SOUTH BEND, Ind. -- Despite being dropped to third on Notre Dame's depth chart and playing sparingly last fall, Andrew Hendrix said on Saturday he never considered transferring.
Six months ago, Hendrix faced an uphill climb to see the field. Everett Golson was entrenched as the starter. Tommy Rees was his steady backup. Gunner Kiel was the talented quarterback tabbed by prognosticators as someone who could push not just Rees, but Golson as well.
Golson won't play for Notre Dame in 2013 following his expulsion for the fall semester. Kiel never fit in with Notre Dame and transferred to Cincinnati in March.
And all of a sudden Hendrix is solidly Notre Dame's No. 2 quarterback, a guy who has a much easier path to the field this fall.
"You would probably have to be out of your mind to leave here, in all honesty," Hendrix said. "At all times, you’re a number of plays away from being the guy on the field. And if you have confidence in yourself, then it’s not hard to stay here. Plus, the school is unbelievable, the people are unbelievable, this organization’s great.
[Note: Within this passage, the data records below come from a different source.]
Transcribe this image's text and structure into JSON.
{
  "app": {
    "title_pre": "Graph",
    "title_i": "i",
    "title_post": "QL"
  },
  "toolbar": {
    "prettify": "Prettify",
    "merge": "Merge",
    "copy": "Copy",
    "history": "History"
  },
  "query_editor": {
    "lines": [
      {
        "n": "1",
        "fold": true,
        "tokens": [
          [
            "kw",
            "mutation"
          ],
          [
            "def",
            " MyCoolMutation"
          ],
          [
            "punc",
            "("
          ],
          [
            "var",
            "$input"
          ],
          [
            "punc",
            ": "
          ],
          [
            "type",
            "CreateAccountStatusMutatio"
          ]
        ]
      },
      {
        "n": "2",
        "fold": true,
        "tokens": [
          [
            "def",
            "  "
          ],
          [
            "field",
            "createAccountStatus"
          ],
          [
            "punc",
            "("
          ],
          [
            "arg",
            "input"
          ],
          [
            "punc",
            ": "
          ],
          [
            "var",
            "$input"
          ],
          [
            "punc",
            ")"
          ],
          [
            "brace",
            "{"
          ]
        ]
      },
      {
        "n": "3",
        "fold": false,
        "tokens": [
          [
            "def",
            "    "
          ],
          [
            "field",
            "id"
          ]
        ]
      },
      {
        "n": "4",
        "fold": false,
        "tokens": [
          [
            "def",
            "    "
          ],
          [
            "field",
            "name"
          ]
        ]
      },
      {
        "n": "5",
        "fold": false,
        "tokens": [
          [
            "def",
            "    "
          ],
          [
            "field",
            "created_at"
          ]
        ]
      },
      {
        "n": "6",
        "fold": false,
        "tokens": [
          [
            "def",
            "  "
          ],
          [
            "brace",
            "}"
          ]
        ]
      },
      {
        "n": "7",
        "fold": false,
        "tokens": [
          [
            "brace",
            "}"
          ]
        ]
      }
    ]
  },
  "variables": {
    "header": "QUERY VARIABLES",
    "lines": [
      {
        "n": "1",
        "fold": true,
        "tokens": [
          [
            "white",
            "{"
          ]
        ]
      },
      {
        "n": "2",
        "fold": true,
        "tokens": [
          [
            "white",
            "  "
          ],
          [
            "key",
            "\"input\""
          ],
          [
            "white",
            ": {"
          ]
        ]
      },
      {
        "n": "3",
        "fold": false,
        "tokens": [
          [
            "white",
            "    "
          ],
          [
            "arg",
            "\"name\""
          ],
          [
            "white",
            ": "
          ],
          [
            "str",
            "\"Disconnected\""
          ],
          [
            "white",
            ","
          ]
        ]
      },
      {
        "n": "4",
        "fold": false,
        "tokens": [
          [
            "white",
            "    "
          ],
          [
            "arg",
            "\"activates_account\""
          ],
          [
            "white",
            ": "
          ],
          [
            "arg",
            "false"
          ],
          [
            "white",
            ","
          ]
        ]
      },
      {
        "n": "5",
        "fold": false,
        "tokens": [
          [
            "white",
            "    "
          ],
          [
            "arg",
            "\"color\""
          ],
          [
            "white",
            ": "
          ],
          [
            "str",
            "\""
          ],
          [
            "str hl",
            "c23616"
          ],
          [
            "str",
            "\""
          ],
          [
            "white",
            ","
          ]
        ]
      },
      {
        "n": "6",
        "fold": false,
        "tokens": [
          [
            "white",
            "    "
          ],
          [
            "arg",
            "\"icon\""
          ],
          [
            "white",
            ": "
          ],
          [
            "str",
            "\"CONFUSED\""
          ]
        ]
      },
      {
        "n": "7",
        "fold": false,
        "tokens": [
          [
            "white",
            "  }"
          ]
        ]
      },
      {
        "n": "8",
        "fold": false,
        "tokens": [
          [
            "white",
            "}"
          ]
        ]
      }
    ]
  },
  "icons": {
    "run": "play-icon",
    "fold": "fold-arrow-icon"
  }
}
It really was never an option in my mind."
Coach Brian Kelly said Hendrix isn't a "prototypical gym rat," clarifying that since he didn't really grow up playing quarterback, a steeper learning curve existed for his understanding of the game. Hendrix agreed with that assessment, and said offensive coordinator Chuck Martin has emphasized he needs to be more comfortable and get to the point where the game comes naturally to him.
Two years ago, Hendrix flashed promise when he played the entire second half of Notre Dame's meeting with Stanford in Palo Alto. The numbers weren't great, but Hendrix's athletic ability impressed.
He wasn't able to seize a chance to build on that, losing the starting job to Golson and then the backup gig to Rees last year. Hendrix pointed to his inexperience as to why he didn't make that leap.
"There were a lot of intricacies of the game that I didn’t know," he said. "And I didn’t know that I didn’t know them."
Hendrix plans on staying at Notre Dame through 2014, which would be his fifth year in South Bend, as long as he's invited back (another thin quarterback depth chart means he likely will be). He might drop back down to No. 3 next fall, behind Golson and Malik Zaire. But he feels he'll only grow as a quarterback with more reps this fall -- and even if he does wind up No. 3, there likely won't be any concerns about his universally-praised attitude.
"Really, he probably wasn't happy about it, but he's such a great character kid that he probably, he focused on what he could do to help the team in whatever capacity. And he did," Kelly said of Hendrix's approach last year. "Sometimes he went over and helped the scout team. And whatever role he was asked, he really was a team guy.
"I don't know he really enjoyed it, but he's such a great kid and a great teammate that he did whatever was necessary. But I'm sure he went home at night going 'this stinks.' Nobody really likes that. But he accepted his role, and that's why he's such a great kid."
The fourth-year Notre Dame coach also said earlier in the spring he'll have no reservations about using Hendrix if he feels it'll help Notre Dame win.
"I'm confident that Andrew can help us win this year," Kelly explained. "And if I think I can insert him at any time to give us that, I am not hesitant to do that. I'll go to the bullpen and ask him to help us."